→ **EXERCISE**:
In the copy, leave out the pictures and repeat all records exactly.

Collected data entries

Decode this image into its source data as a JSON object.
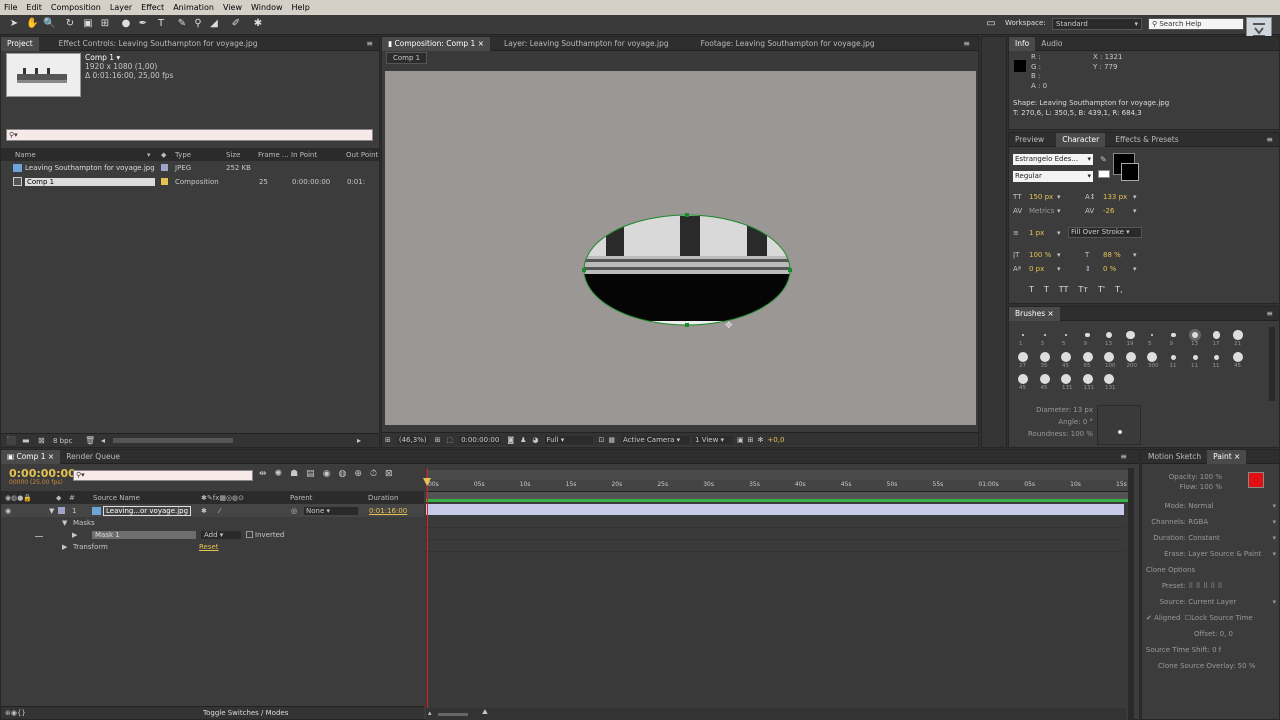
{
  "menu": [
    "File",
    "Edit",
    "Composition",
    "Layer",
    "Effect",
    "Animation",
    "View",
    "Window",
    "Help"
  ],
  "workspace": {
    "label": "Workspace:",
    "value": "Standard",
    "search_placeholder": "Search Help"
  },
  "project": {
    "tab_project": "Project",
    "tab_effect": "Effect Controls: Leaving Southampton for voyage.jpg",
    "comp_name": "Comp 1 ▾",
    "comp_res": "1920 x 1080 (1,00)",
    "comp_dur": "Δ 0:01:16:00, 25,00 fps",
    "search_placeholder": "",
    "headers": [
      "Name",
      "Type",
      "Size",
      "Frame ...",
      "In Point",
      "Out Point"
    ],
    "items": [
      {
        "name": "Leaving Southampton for voyage.jpg",
        "type": "JPEG",
        "size": "252 KB",
        "frame": "",
        "in": "",
        "out": ""
      },
      {
        "name": "Comp 1",
        "type": "Composition",
        "size": "",
        "frame": "25",
        "in": "0:00:00:00",
        "out": "0:01:"
      }
    ],
    "bpc": "8 bpc"
  },
  "viewer": {
    "tabs": [
      "Composition: Comp 1",
      "Layer: Leaving Southampton for voyage.jpg",
      "Footage: Leaving Southampton for voyage.jpg"
    ],
    "breadcrumb": "Comp 1",
    "zoom": "(46,3%)",
    "time": "0:00:00:00",
    "res": "Full",
    "camera": "Active Camera",
    "view": "1 View",
    "exposure": "+0,0"
  },
  "info": {
    "tabs": [
      "Info",
      "Audio"
    ],
    "r": "R :",
    "g": "G :",
    "b": "B :",
    "a": "A : 0",
    "x": "X : 1321",
    "y": "Y : 779",
    "shape": "Shape: Leaving Southampton for voyage.jpg",
    "shape_coords": "T: 270,6, L: 350,5, B: 439,1, R: 684,3"
  },
  "character": {
    "tabs": [
      "Preview",
      "Character",
      "Effects & Presets"
    ],
    "font": "Estrangelo Edes...",
    "style": "Regular",
    "size": "150 px",
    "leading": "133 px",
    "kerning": "Metrics",
    "tracking": "-26",
    "stroke": "1 px",
    "stroke_mode": "Fill Over Stroke",
    "vscale": "100 %",
    "hscale": "88 %",
    "baseline": "0 px",
    "tsume": "0 %",
    "styles": [
      "T",
      "T",
      "TT",
      "Tт",
      "T'",
      "T,"
    ]
  },
  "brushes": {
    "tab": "Brushes",
    "row1": [
      "1",
      "3",
      "5",
      "9",
      "13",
      "19",
      "5",
      "9",
      "13",
      "17",
      "21"
    ],
    "row2": [
      "27",
      "35",
      "45",
      "65",
      "100",
      "200",
      "300",
      "11",
      "11",
      "11",
      "45"
    ],
    "row3": [
      "45",
      "45",
      "131",
      "131",
      "131"
    ],
    "diameter": "Diameter: 13 px",
    "angle": "Angle: 0 °",
    "roundness": "Roundness: 100 %"
  },
  "timeline": {
    "tabs": [
      "Comp 1",
      "Render Queue"
    ],
    "time": "0:00:00:00",
    "fps": "00000 (25.00 fps)",
    "headers": {
      "source": "Source Name",
      "parent": "Parent",
      "duration": "Duration"
    },
    "layer": {
      "num": "1",
      "name": "Leaving...or voyage.jpg",
      "parent": "None",
      "duration": "0:01:16:00"
    },
    "masks": "Masks",
    "mask1": "Mask 1",
    "add": "Add",
    "inverted": "Inverted",
    "transform": "Transform",
    "reset": "Reset",
    "ruler": [
      "00s",
      "05s",
      "10s",
      "15s",
      "20s",
      "25s",
      "30s",
      "35s",
      "40s",
      "45s",
      "50s",
      "55s",
      "01:00s",
      "05s",
      "10s",
      "15s"
    ],
    "toggle": "Toggle Switches / Modes"
  },
  "paint": {
    "tabs": [
      "Motion Sketch",
      "Paint"
    ],
    "opacity": "Opacity: 100 %",
    "flow": "Flow: 100 %",
    "mode_label": "Mode:",
    "mode": "Normal",
    "channels_label": "Channels:",
    "channels": "RGBA",
    "duration_label": "Duration:",
    "duration": "Constant",
    "erase_label": "Erase:",
    "erase": "Layer Source & Paint",
    "clone_options": "Clone Options",
    "preset": "Preset:",
    "source_label": "Source:",
    "source": "Current Layer",
    "aligned": "Aligned",
    "lock": "Lock Source Time",
    "offset": "Offset: 0,    0",
    "shift": "Source Time Shift: 0 f",
    "overlay": "Clone Source Overlay: 50 %",
    "color": "#e01010"
  },
  "colors": {
    "accent": "#e5c252",
    "selection": "#9fa3c9",
    "bar": "#c9c9ec"
  }
}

→ **YOUR SOLUTION**:
Decode this image into its source data as a JSON object.
{
  "menu": [
    "File",
    "Edit",
    "Composition",
    "Layer",
    "Effect",
    "Animation",
    "View",
    "Window",
    "Help"
  ],
  "workspace": {
    "label": "Workspace:",
    "value": "Standard",
    "search_placeholder": "Search Help"
  },
  "project": {
    "tab_project": "Project",
    "tab_effect": "Effect Controls: Leaving Southampton for voyage.jpg",
    "comp_name": "Comp 1 ▾",
    "comp_res": "1920 x 1080 (1,00)",
    "comp_dur": "Δ 0:01:16:00, 25,00 fps",
    "search_placeholder": "",
    "headers": [
      "Name",
      "Type",
      "Size",
      "Frame ...",
      "In Point",
      "Out Point"
    ],
    "items": [
      {
        "name": "Leaving Southampton for voyage.jpg",
        "type": "JPEG",
        "size": "252 KB",
        "frame": "",
        "in": "",
        "out": ""
      },
      {
        "name": "Comp 1",
        "type": "Composition",
        "size": "",
        "frame": "25",
        "in": "0:00:00:00",
        "out": "0:01:"
      }
    ],
    "bpc": "8 bpc"
  },
  "viewer": {
    "tabs": [
      "Composition: Comp 1",
      "Layer: Leaving Southampton for voyage.jpg",
      "Footage: Leaving Southampton for voyage.jpg"
    ],
    "breadcrumb": "Comp 1",
    "zoom": "(46,3%)",
    "time": "0:00:00:00",
    "res": "Full",
    "camera": "Active Camera",
    "view": "1 View",
    "exposure": "+0,0"
  },
  "info": {
    "tabs": [
      "Info",
      "Audio"
    ],
    "r": "R :",
    "g": "G :",
    "b": "B :",
    "a": "A : 0",
    "x": "X : 1321",
    "y": "Y : 779",
    "shape": "Shape: Leaving Southampton for voyage.jpg",
    "shape_coords": "T: 270,6, L: 350,5, B: 439,1, R: 684,3"
  },
  "character": {
    "tabs": [
      "Preview",
      "Character",
      "Effects & Presets"
    ],
    "font": "Estrangelo Edes...",
    "style": "Regular",
    "size": "150 px",
    "leading": "133 px",
    "kerning": "Metrics",
    "tracking": "-26",
    "stroke": "1 px",
    "stroke_mode": "Fill Over Stroke",
    "vscale": "100 %",
    "hscale": "88 %",
    "baseline": "0 px",
    "tsume": "0 %",
    "styles": [
      "T",
      "T",
      "TT",
      "Tт",
      "T'",
      "T,"
    ]
  },
  "brushes": {
    "tab": "Brushes",
    "row1": [
      "1",
      "3",
      "5",
      "9",
      "13",
      "19",
      "5",
      "9",
      "13",
      "17",
      "21"
    ],
    "row2": [
      "27",
      "35",
      "45",
      "65",
      "100",
      "200",
      "300",
      "11",
      "11",
      "11",
      "45"
    ],
    "row3": [
      "45",
      "45",
      "131",
      "131",
      "131"
    ],
    "diameter": "Diameter: 13 px",
    "angle": "Angle: 0 °",
    "roundness": "Roundness: 100 %"
  },
  "timeline": {
    "tabs": [
      "Comp 1",
      "Render Queue"
    ],
    "time": "0:00:00:00",
    "fps": "00000 (25.00 fps)",
    "headers": {
      "source": "Source Name",
      "parent": "Parent",
      "duration": "Duration"
    },
    "layer": {
      "num": "1",
      "name": "Leaving...or voyage.jpg",
      "parent": "None",
      "duration": "0:01:16:00"
    },
    "masks": "Masks",
    "mask1": "Mask 1",
    "add": "Add",
    "inverted": "Inverted",
    "transform": "Transform",
    "reset": "Reset",
    "ruler": [
      "00s",
      "05s",
      "10s",
      "15s",
      "20s",
      "25s",
      "30s",
      "35s",
      "40s",
      "45s",
      "50s",
      "55s",
      "01:00s",
      "05s",
      "10s",
      "15s"
    ],
    "toggle": "Toggle Switches / Modes"
  },
  "paint": {
    "tabs": [
      "Motion Sketch",
      "Paint"
    ],
    "opacity": "Opacity: 100 %",
    "flow": "Flow: 100 %",
    "mode_label": "Mode:",
    "mode": "Normal",
    "channels_label": "Channels:",
    "channels": "RGBA",
    "duration_label": "Duration:",
    "duration": "Constant",
    "erase_label": "Erase:",
    "erase": "Layer Source & Paint",
    "clone_options": "Clone Options",
    "preset": "Preset:",
    "source_label": "Source:",
    "source": "Current Layer",
    "aligned": "Aligned",
    "lock": "Lock Source Time",
    "offset": "Offset: 0,    0",
    "shift": "Source Time Shift: 0 f",
    "overlay": "Clone Source Overlay: 50 %",
    "color": "#e01010"
  },
  "colors": {
    "accent": "#e5c252",
    "selection": "#9fa3c9",
    "bar": "#c9c9ec"
  }
}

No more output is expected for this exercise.